The Blue Poison Dart Frog (Dendrobates tinctorius azureus) is a medium-sized poisonous amphibian.
The Blue Poison Dart Frog has bright blue skin, with a darker blue belly and darker blue limbs. It has black spots. It has a hunched back. Each foot has four toes, with suction cups to grip surfaces. Males have heart-shaped tips on each toe, whereas females have rounded tips.
It measures 3-4.5 centimetres (1-2 inches) tall. Males have larger toes than females.
The Blue Poison Dart Frog is found in Brazil and Suriname in South America. It prefers tropical forests near water.
It has poisonous glands and a bright colour to deter predators. Predators are paralyzed or die from the poison.
The Blue Poison Dart Frog is diurnal, active during the day. Adult frogs eat ants, beetles, flies, mites, spiders, termites, maggots, and caterpillars.
It is territorial, and will protect its territory by chasing away other frogs.
Females fight over males during the breeding season. Female adult frogs lay eggs, which the male fertilizes externally. Males look after the eggs, which hatch after 14-18 days. Females have 5-10 young.
The eggs become tadpoles. Tadpoles breathe with gills like a fish, so that they can breathe under water. As the tadpoles become frogs (which takes 10-12 weeks), their gills become lungs, which means that they must come to the surface to breathe air (like humans).
The Blue Poison Dart Frog has a lifespan of 5-7 years.
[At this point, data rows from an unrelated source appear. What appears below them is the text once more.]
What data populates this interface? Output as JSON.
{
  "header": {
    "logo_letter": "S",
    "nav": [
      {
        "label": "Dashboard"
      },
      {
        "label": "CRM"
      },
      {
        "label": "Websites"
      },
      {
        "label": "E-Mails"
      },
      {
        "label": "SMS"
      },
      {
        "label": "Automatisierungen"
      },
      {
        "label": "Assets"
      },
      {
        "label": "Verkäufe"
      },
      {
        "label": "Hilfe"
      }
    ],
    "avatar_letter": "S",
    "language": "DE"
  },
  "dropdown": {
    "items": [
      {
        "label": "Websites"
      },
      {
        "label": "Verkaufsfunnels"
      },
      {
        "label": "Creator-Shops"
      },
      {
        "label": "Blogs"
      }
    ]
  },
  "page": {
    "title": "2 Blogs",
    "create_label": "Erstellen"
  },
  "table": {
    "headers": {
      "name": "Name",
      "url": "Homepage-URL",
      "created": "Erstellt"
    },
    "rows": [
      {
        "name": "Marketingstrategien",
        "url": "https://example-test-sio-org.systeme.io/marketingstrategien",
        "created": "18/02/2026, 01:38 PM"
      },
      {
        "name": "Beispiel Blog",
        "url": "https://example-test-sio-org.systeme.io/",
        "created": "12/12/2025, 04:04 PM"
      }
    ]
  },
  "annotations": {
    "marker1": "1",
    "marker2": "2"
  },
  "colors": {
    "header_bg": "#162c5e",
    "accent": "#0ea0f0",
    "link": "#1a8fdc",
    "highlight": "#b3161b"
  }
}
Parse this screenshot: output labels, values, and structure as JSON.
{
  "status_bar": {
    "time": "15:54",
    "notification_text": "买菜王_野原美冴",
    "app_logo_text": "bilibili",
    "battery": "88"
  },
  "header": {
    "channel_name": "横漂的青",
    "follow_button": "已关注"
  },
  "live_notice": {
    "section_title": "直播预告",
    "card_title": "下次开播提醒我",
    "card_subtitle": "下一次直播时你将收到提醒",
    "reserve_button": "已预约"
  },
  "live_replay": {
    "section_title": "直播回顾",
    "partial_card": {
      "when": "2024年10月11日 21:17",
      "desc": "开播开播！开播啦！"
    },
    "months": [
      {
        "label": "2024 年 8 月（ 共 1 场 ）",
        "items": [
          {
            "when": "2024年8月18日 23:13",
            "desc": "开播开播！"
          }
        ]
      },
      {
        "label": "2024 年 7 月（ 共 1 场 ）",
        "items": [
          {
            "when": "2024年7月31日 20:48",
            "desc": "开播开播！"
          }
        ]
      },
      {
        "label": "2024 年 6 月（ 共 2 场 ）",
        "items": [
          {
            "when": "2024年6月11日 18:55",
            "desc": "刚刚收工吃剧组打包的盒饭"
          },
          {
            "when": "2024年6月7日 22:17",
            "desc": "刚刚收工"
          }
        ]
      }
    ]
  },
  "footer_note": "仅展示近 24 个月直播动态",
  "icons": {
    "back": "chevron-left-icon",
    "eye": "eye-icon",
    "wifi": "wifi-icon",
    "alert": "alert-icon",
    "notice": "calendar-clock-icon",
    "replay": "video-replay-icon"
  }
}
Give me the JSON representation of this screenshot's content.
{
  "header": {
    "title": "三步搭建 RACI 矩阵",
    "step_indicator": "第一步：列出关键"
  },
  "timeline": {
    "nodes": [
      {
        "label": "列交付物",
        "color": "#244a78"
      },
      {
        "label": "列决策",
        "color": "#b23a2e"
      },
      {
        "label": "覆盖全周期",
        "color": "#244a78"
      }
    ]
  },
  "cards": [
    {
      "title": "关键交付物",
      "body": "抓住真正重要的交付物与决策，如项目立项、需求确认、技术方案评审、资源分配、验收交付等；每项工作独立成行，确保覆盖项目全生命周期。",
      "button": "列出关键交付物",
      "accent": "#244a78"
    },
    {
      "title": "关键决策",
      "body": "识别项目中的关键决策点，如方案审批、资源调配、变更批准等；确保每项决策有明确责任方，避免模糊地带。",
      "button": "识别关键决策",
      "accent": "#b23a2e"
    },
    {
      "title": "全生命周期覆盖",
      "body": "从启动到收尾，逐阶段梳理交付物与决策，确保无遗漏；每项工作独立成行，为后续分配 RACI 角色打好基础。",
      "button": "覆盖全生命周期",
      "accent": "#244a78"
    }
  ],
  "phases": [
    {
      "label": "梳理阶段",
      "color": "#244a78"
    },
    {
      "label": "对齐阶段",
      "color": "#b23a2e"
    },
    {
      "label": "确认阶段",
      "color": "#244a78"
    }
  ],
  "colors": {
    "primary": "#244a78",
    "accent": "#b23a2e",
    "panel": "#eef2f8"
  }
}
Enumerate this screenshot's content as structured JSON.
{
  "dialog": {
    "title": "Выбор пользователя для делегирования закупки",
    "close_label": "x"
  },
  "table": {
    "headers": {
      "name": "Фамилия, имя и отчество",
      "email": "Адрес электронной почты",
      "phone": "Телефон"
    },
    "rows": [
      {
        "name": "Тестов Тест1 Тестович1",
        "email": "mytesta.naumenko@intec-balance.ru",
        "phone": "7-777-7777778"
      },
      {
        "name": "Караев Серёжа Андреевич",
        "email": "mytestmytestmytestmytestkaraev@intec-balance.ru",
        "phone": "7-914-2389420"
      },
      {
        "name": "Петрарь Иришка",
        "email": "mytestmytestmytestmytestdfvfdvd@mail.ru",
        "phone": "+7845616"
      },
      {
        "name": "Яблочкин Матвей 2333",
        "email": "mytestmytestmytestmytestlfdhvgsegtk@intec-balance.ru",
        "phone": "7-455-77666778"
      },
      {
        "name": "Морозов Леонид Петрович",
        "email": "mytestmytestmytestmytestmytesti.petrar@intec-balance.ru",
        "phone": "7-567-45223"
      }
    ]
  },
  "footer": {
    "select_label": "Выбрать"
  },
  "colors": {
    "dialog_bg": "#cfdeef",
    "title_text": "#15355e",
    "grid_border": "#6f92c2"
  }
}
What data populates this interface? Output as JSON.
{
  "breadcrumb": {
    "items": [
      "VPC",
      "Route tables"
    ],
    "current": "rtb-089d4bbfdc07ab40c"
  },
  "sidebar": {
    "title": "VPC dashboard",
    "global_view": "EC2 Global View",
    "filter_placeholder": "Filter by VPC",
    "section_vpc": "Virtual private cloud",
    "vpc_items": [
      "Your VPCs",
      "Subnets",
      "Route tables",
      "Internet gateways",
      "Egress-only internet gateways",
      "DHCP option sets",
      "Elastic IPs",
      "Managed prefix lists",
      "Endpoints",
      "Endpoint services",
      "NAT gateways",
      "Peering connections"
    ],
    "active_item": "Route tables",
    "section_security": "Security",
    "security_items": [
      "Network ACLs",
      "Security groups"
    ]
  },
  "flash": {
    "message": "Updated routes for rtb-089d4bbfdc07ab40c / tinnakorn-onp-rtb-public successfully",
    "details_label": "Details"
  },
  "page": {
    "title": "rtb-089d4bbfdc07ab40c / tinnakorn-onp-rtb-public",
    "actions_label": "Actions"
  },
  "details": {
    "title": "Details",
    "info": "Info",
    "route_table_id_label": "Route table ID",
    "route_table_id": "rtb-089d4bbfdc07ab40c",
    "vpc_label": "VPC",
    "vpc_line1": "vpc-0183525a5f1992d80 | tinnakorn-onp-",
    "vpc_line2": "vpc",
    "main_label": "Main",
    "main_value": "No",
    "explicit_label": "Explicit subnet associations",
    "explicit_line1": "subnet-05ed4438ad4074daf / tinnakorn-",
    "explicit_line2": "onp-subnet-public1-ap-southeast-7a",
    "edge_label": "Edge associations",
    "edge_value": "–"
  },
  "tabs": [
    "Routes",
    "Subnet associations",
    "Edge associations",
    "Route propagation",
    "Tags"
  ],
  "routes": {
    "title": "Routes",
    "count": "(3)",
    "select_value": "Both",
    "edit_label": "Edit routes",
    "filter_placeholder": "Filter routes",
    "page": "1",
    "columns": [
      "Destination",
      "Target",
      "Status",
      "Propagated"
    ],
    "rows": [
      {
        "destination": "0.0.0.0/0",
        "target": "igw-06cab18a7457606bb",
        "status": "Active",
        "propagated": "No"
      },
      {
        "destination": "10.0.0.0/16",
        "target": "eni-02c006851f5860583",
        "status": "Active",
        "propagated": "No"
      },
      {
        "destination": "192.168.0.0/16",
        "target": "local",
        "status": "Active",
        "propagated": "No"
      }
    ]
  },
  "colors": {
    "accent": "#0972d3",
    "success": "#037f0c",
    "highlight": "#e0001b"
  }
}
Photographer: Martina Nicolls
Martina Nicolls: SIMILAR BUT DIFFERENT IN THE ANIMAL KINGDOM